--- Exercise goal ---
Set the records down again, exactly, without their images.

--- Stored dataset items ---
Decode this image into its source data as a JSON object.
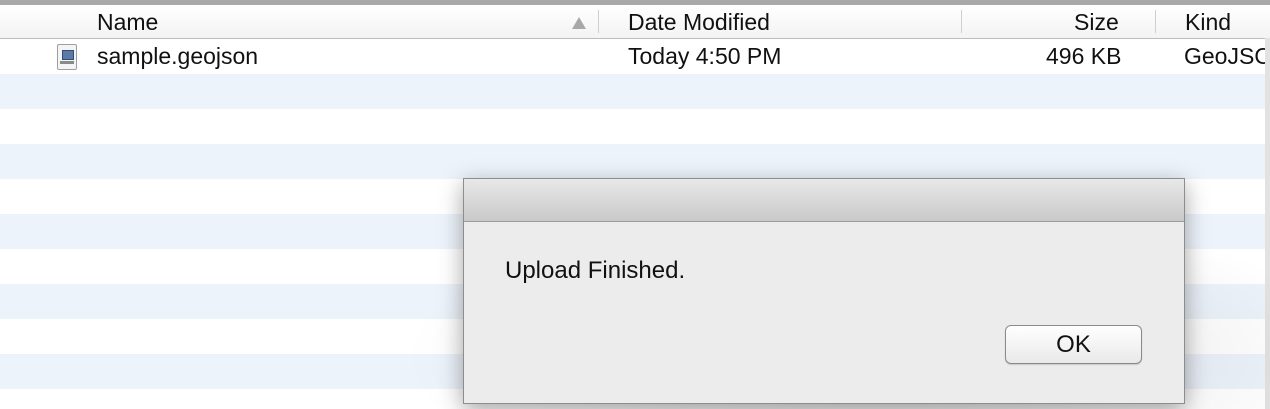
{
  "columns": {
    "name": "Name",
    "date_modified": "Date Modified",
    "size": "Size",
    "kind": "Kind"
  },
  "files": [
    {
      "name": "sample.geojson",
      "date_modified": "Today 4:50 PM",
      "size": "496 KB",
      "kind": "GeoJSO",
      "icon": "geojson-file-icon"
    }
  ],
  "dialog": {
    "message": "Upload Finished.",
    "ok_label": "OK"
  },
  "colors": {
    "alt_row": "#edf3fb",
    "dialog_bg": "#ececec"
  }
}
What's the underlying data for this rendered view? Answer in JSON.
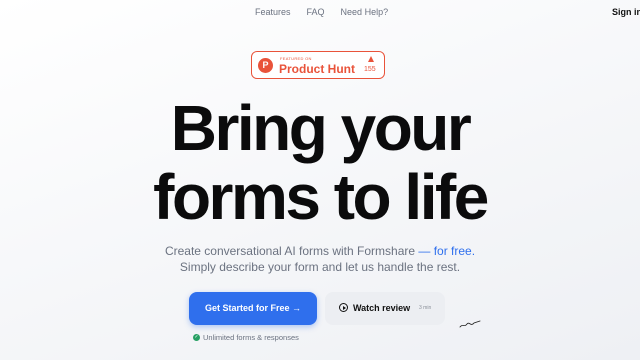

--- Final answer ---
Decode this image into its source data as a JSON object.
{
  "columns": {
    "name": "Name",
    "date_modified": "Date Modified",
    "size": "Size",
    "kind": "Kind"
  },
  "files": [
    {
      "name": "sample.geojson",
      "date_modified": "Today 4:50 PM",
      "size": "496 KB",
      "kind": "GeoJSO",
      "icon": "geojson-file-icon"
    }
  ],
  "dialog": {
    "message": "Upload Finished.",
    "ok_label": "OK"
  },
  "colors": {
    "alt_row": "#edf3fb",
    "dialog_bg": "#ececec"
  }
}
What's the underlying data for this rendered view? Answer in JSON.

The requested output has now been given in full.